The ISE Core Awareness Training Course is designed for federal agency ISE partners and provides a broad overview of the underpinnings of the ISE, its mission partners, its impact on the Nation’s security, and includes a significantly expanded discussion on privacy, civil rights, and civil liberties protections for the ISE.

 

Upon course completion, you will understand the purpose, process and benefits of information sharing and you will possess the necessary tools to implement information sharing practices on an individual, organizational, and community-wide scale.

 

Information sharing is fast becoming an essential competency in the national security profession. It is currently on track to become a standard employee performance evaluation criteria, and an integral element of agency incentive programs. The ISE Core Awareness Training Course is designed to ensure that you will succeed as an active participant in the world of information sharing.

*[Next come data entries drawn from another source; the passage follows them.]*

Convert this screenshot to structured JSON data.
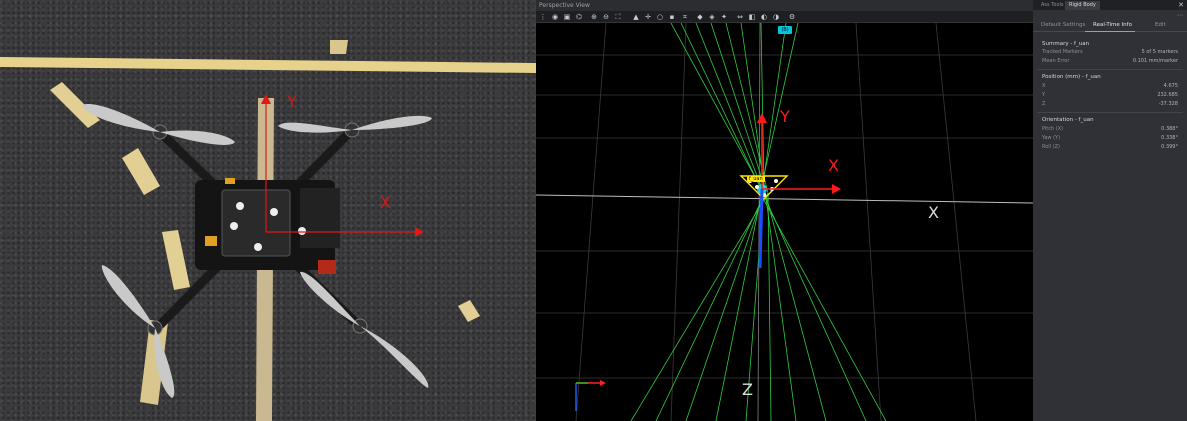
{
  "photo": {
    "axis_x_label": "X",
    "axis_y_label": "Y"
  },
  "viewport": {
    "title": "Perspective View",
    "asset_badge": "(B)",
    "rigid_body_tag": "f_uan",
    "axis_x_label": "X",
    "axis_y_label": "Y",
    "grid_x_label": "X",
    "grid_z_label": "Z",
    "ray_color": "#2ecc40",
    "x_axis_color": "#ff1a1a",
    "y_axis_color": "#ff1a1a"
  },
  "panel": {
    "tabs": [
      {
        "label": "Ass Tools"
      },
      {
        "label": "Rigid Body"
      }
    ],
    "subtabs": [
      {
        "label": "Default Settings"
      },
      {
        "label": "Real-Time Info"
      },
      {
        "label": "Edit"
      }
    ],
    "summary": {
      "title": "Summary - f_uan",
      "rows": [
        {
          "label": "Tracked Markers",
          "value": "5 of 5 markers"
        },
        {
          "label": "Mean Error",
          "value": "0.101 mm/marker"
        }
      ]
    },
    "position": {
      "title": "Position (mm) - f_uan",
      "rows": [
        {
          "label": "X",
          "value": "4.675"
        },
        {
          "label": "Y",
          "value": "232.685"
        },
        {
          "label": "Z",
          "value": "-37.328"
        }
      ]
    },
    "orientation": {
      "title": "Orientation - f_uan",
      "rows": [
        {
          "label": "Pitch (X)",
          "value": "0.388°"
        },
        {
          "label": "Yaw (Y)",
          "value": "0.338°"
        },
        {
          "label": "Roll (Z)",
          "value": "0.399°"
        }
      ]
    }
  }
}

Together, we can leverage information sharing practices for a safer and more secure America.

FEATURES

HSIN Videos

Homeland Security Information Network users explain how the trusted network supports their homeland security mission operations to share sensitive but unclassified information.

ISE Training

Core Awareness Training provides an overview of the ISE and includes a significantly expanded discussion on privacy, civil rights, and civil liberties protections.

Privacy

ISE mission partners at all levels of government work to put safeguards in place to ensure the protection of privacy, civil rights, and civil liberties of citizens.